The first thing you need to know is that Lovecraft Country is produced by Jordan Peele, who burst onto the horror scene with his feature film debut, Get Out. After winning an Oscar for the movie's terrifyingly original screenplay, Peele followed it up with other forays into horror, rebooting The Twilight Zone for CBS All Access, directing his sophomore feature Us, and producing the upcoming remake of Candyman. As Slate warned in an analysis of the show's scare factor, "if Get Out’s involuntary brain transplant got you queasy, Lovecraft Country will definitely make you lose your lunch."

J.J. Abrams

Peele's producing partner on Lovecraft Country is one of the biggest names in Hollywood sci-fi: J.J. Abrams. Though best known for creating Lost (which had its fair share of thrills) and directing entries in two of the world's biggest space adventures, Star Trek and Star Wars, Abrams is also a lover of monster mayhem, having produced the creature feature Cloverfield, directed the Spielbergian sci-fi throwback Super 8, and produced the Nazi zombie flick Overlord. Who would win in a face-off, the Cloverfield monster or the tentacled nightmares of Lovecraft Country? Let the debate begin.

H.P. Lovecraft

Speaking of tentacled nightmares… Lovecraft Country's particular brand of horror comes directly from the man who lends the show his name: H.P. Lovecraft, one of the most influential horror authors of all-time. Throughout the late 19th century and early 20th century, his works (including At The Mountains Of Madness) introduced the world to the infamous "Elder God" known as Cthulhu and gave birth to a subgenre of horror thereafter referred to as "Lovecraftian." He was also a pretty terrible person — a fact which the story doesn't gloss over.

In her review of the novel on which Lovecraft Country is based, Tor's Alex Brown wrote that while Lovecraft's "Cthulhu mythos has defined fantasy horror for nearly a century and inspired countless writers… he was also an avowed racist who never hesitated to be as offensive as possible when talking about African Americans." Thankfully, author Matt Ruff directly confronts and subverts that reality, with Brown commending Ruff for not only "playing on Lovecraftian themes with his book, but with Lovecraft himself."

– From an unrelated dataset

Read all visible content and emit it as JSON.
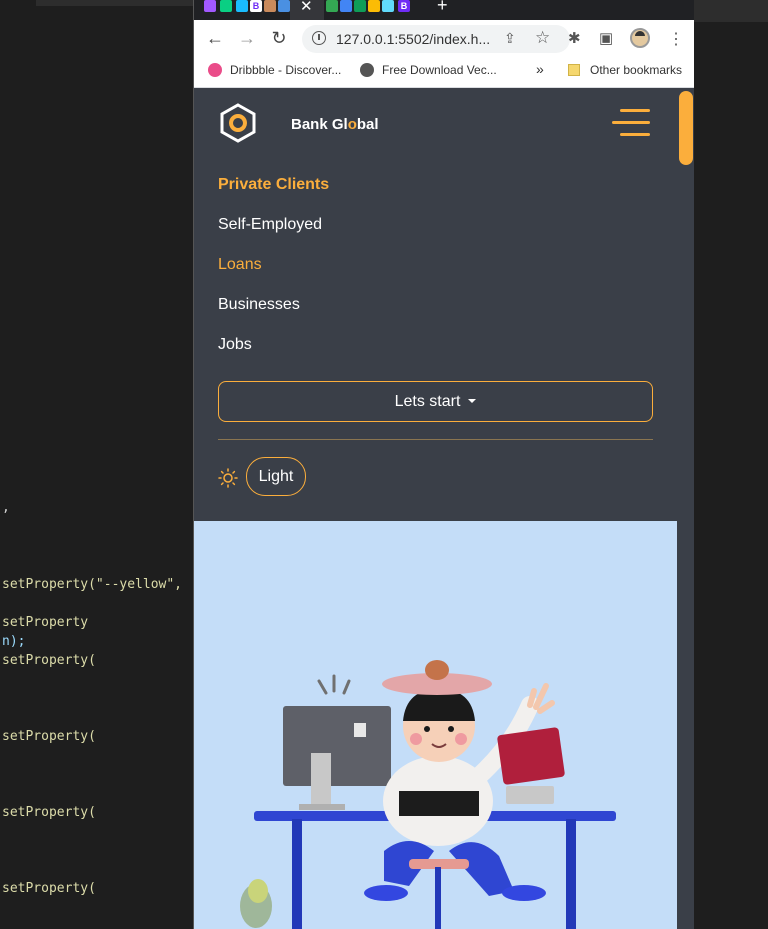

Jim Crow

As if facing down Cthulhu wasn't enough horror for one show, Lovecraft Country mines its scariest aspects from something much more sinister: U.S. history. When Ruff published his book in 2016, Publishers Weekly wrote that while he exhibited "an impressive grasp of classic horror themes… the most unsettling aspects of his novel are the everyday experiences of bigotry that intensify the [characters'] encounters with the supernatural." That appears to be true in the show as well; Power wrote for The Guardian that "the racism is even scarier than the monsters."

Consider yourselves warned.